Students also improve their science communication during outreach events by engaging with various audiences who leave with an appreciation of birds; awareness of the avian research conducted at UW; and a better grasp of how the type of information collected can inform conservation.
“It is incredibly rewarding to be part of an initiative like WYOBIRD. As scientists, we always want our research to matter—to reach and connect with budding scientists and the broader public,” De Aquino says. “By involving developing scientists in research and connecting research efforts with the community, WYOBIRD is helping to make this happen.”
While WYOBIRD faculty are in the UW Department of Zoology and Physiology, involvement in the initiative is open to all UW students interested in studying birds.
“One thing that we’re all proud of is the new small-grant program to help international students with moving costs or equipment such as new computers,” says Patrick Kelley, a WYOBIRD co-director and an assistant research scientist of zoology and physiology.

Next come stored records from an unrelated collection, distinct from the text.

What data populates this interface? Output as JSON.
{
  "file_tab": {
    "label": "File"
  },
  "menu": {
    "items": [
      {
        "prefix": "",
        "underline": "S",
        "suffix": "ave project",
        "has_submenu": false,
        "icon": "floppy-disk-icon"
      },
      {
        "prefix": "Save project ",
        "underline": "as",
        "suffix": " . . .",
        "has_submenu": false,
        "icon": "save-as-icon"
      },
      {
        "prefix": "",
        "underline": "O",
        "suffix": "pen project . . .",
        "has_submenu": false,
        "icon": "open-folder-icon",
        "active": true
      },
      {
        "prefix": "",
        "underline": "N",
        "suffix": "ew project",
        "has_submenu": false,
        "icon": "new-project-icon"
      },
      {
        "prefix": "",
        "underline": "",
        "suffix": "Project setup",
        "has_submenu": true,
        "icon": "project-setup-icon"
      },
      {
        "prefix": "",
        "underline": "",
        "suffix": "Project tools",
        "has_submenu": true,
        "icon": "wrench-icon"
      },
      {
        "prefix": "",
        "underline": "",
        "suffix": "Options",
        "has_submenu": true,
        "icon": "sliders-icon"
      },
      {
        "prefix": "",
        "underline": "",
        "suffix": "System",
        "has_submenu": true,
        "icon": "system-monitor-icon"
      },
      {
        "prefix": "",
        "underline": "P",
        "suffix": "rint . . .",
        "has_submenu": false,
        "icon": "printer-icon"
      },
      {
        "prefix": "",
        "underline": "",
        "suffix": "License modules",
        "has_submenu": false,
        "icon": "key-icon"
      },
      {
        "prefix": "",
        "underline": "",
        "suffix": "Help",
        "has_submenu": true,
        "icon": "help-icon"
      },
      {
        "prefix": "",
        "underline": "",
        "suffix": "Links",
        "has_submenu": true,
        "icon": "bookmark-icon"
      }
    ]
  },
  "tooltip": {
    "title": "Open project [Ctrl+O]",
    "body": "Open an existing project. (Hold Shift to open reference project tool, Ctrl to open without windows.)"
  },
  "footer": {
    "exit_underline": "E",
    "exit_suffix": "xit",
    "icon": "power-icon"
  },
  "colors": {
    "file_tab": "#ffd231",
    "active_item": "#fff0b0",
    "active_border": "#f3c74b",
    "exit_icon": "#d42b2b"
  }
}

WYOBIRD also provides UW credit hours to undergraduate interns with the goal of securing funding to provide paid internships in 2024 and beyond. During UW’s recent Giving Day, Tarwater says WYOBIRD secured enough funding to pay for three undergraduate interns for one semester.
“I have seen a great deal of excitement from undergraduate and graduate students, and us faculty,” Tarwater says. “It is wonderful to be a part of it and to work together to benefit students. I am excited to help it grow and to build new relationships with the community.”
WYOBIRD currently has 19 members, including UW faculty, graduate students, and undergraduate students working in labs. Additionally, the initiative, thus far, has a dozen undergraduate avian interns. Six of those interns participated in the summer nest box study, which began in May, while the other six interns worked at the fall banding station.
This story was originally published on UW News.